Ability By Suffering
But then note what he says in this first chapter again - "God... who comforteth us in all our affliction, that we may be able..." Oh, there is a lot in that! That speaks of stock in trade, the means for service, does it not? We may often have bad times about our lack of ability in many ways, comparing ourselves with other people and deploring our lack of ability in this and that. Oh, for ability! But what is the greatest ability after all? The best and most fruitful ability is to be able to help people in the deep experiences of spiritual life; to be able to explain to them the meaning of God's dealings with them, to be able to show them what is intended to be the outcome of it all, to be able to give them some support by counsel which comes from real knowledge - some of that comfort which we ourselves have received of God. That is real service, that is building up the Body of Christ, the House of God - being really able, in a spiritual way, to strengthen the sorrowing. That comes through suffering.
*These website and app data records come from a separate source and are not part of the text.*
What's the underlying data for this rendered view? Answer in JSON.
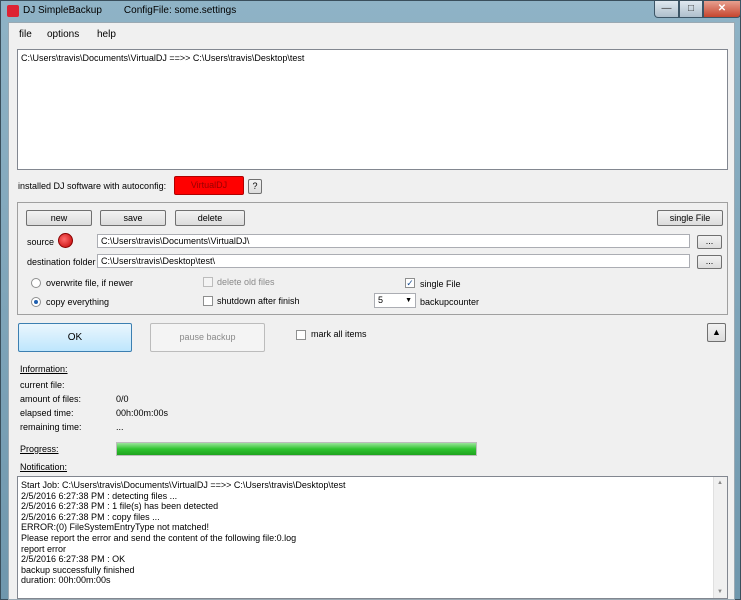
{
  "window": {
    "app_title": "DJ SimpleBackup",
    "config_label": "ConfigFile: some.settings",
    "minimize_glyph": "—",
    "maximize_glyph": "□",
    "close_glyph": "✕"
  },
  "menu": {
    "file": "file",
    "options": "options",
    "help": "help"
  },
  "jobs_list": [
    "C:\\Users\\travis\\Documents\\VirtualDJ  ==>>  C:\\Users\\travis\\Desktop\\test"
  ],
  "autoconfig": {
    "label": "installed DJ software with autoconfig:",
    "software_button": "VirtualDJ",
    "software_color": "#ff0000",
    "help_button": "?"
  },
  "job_editor": {
    "new": "new",
    "save": "save",
    "delete": "delete",
    "single_file_button": "single File",
    "source_label": "source",
    "source_value": "C:\\Users\\travis\\Documents\\VirtualDJ\\",
    "browse": "...",
    "destination_label": "destination folder",
    "destination_value": "C:\\Users\\travis\\Desktop\\test\\",
    "overwrite_option": "overwrite file, if newer",
    "copy_option": "copy everything",
    "delete_old_files": "delete old files",
    "shutdown_after_finish": "shutdown after finish",
    "single_file_checkbox": "single File",
    "backupcounter_value": "5",
    "backupcounter_label": "backupcounter"
  },
  "actions": {
    "ok": "OK",
    "pause": "pause backup",
    "mark_all": "mark all items",
    "collapse": "▲"
  },
  "information": {
    "heading": "Information:",
    "current_file_label": "current file:",
    "current_file_value": "",
    "amount_label": "amount of files:",
    "amount_value": "0/0",
    "elapsed_label": "elapsed time:",
    "elapsed_value": "00h:00m:00s",
    "remaining_label": "remaining time:",
    "remaining_value": "..."
  },
  "progress": {
    "label": "Progress:",
    "fraction": 1.0,
    "color": "#2fc42f"
  },
  "notification": {
    "label": "Notification:",
    "lines": [
      "Start Job: C:\\Users\\travis\\Documents\\VirtualDJ  ==>>  C:\\Users\\travis\\Desktop\\test",
      "2/5/2016 6:27:38 PM : detecting files ...",
      "2/5/2016 6:27:38 PM : 1 file(s) has been detected",
      "2/5/2016 6:27:38 PM : copy files ...",
      "ERROR:(0) FileSystemEntryType not matched!",
      "Please report the error and send the content of the following file:0.log",
      "report error",
      "2/5/2016 6:27:38 PM : OK",
      "backup successfully finished",
      "duration: 00h:00m:00s"
    ]
  }
}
Now, are you going through it, having a bad time? What are you putting it down to? Are you the Lord's? Is your life committed to Him? Then see if you really can rightly and properly separate between your bad time and your spiritual life. If you can, all right, just write it all off as the common lot of anybody else who is not a Christian. No, you cannot disentangle this. It is all bound up together. It is going to have an effect upon you, one way or other, either to spiritual increase or spiritual loss. But oh, let us adjust. If the sufferings of Christ abound unto us, they are the sufferings of Christ. They may be soul sufferings, they may be in the physical realm, they may be both combined, but the Lord is sovereign in these sufferings, to great, beneficial, valuable ends.
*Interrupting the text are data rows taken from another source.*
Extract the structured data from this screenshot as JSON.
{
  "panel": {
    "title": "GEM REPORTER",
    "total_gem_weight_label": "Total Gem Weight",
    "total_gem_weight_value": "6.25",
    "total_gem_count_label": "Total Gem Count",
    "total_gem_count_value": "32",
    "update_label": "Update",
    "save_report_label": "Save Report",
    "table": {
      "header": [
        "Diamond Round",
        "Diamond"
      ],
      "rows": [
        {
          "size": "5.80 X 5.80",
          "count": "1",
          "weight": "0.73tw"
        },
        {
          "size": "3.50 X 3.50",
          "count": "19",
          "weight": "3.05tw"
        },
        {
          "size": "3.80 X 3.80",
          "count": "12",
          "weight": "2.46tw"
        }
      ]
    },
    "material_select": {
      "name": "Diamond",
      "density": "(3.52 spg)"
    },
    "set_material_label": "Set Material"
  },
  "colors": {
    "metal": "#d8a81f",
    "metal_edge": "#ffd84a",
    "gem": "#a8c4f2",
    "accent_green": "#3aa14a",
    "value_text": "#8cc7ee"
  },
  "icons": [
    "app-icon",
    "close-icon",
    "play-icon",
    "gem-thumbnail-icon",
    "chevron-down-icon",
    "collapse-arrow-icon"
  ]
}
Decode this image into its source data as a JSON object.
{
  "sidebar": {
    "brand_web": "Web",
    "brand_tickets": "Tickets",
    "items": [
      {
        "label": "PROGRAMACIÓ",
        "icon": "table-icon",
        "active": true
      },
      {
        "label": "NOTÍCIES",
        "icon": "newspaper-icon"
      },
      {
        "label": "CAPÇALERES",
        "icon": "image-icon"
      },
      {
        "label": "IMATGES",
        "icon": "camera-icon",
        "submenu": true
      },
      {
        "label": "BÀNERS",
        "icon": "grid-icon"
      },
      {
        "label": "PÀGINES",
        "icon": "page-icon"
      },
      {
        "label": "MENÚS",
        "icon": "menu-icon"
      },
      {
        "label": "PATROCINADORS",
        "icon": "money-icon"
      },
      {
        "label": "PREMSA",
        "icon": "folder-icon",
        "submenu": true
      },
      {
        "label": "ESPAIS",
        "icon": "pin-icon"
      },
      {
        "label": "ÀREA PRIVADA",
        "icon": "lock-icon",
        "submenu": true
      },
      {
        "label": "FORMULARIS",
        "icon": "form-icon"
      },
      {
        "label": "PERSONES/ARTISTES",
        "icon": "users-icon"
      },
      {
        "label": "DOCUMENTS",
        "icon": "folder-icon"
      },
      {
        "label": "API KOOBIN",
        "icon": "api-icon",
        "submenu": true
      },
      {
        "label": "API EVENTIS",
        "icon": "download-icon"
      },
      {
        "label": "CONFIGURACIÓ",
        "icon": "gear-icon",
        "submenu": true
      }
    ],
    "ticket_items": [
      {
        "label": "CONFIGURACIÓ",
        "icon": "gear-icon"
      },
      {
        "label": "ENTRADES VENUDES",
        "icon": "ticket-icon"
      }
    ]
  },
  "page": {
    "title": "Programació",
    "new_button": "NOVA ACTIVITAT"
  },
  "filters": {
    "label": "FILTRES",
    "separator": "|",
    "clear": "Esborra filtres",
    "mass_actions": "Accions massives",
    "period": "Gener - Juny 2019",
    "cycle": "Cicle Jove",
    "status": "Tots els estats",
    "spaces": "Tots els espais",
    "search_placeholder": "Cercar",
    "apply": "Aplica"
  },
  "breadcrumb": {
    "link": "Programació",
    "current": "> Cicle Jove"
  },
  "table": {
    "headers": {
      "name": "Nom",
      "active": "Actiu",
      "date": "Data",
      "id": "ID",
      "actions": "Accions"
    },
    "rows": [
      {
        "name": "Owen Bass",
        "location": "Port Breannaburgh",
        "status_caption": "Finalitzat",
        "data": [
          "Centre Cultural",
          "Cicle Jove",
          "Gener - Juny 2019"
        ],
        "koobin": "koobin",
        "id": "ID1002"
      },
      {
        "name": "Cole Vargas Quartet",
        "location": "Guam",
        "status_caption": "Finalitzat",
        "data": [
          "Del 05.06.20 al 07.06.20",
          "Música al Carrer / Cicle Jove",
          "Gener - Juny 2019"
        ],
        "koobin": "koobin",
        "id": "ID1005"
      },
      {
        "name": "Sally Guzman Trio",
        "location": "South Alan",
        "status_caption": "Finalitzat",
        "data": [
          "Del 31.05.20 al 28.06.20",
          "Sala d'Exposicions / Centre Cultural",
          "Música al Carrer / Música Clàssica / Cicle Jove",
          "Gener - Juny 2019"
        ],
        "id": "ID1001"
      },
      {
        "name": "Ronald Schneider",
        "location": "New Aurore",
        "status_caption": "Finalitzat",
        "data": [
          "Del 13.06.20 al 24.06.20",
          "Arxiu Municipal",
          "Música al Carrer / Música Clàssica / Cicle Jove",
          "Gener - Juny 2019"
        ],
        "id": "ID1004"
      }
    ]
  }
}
Suffering and Love
I close by reminding You of this other word which the Apostle addressed to those Corinthians - "I wrote unto you... not that ye should be made sorry, but that ye might know the love which I have more abundantly unto you" (2 Cor. 2:4). You cannot have love without suffering. The two things go together; and mark you, your willingness to suffer, your attitude toward suffering, will prove your love for the Lord. Many people are not experiencing the sufferings of Christ because they have not enough love for His people. If you really have a heart love for a child of God, you are going to suffer for that child of God. If you have a heart love for the people of God, you are going to suffer for the people of God. If you have a heart love for a company of the Lord's people to which He has joined you, you are going to suffer for that company. If you have a heart love for your Lord, you are going to suffer with your Lord when you see His Name dishonoured and His interests reversed. Our love is the measure of our suffering. If our suffering is little, it may be the great wrong is that our love is too small.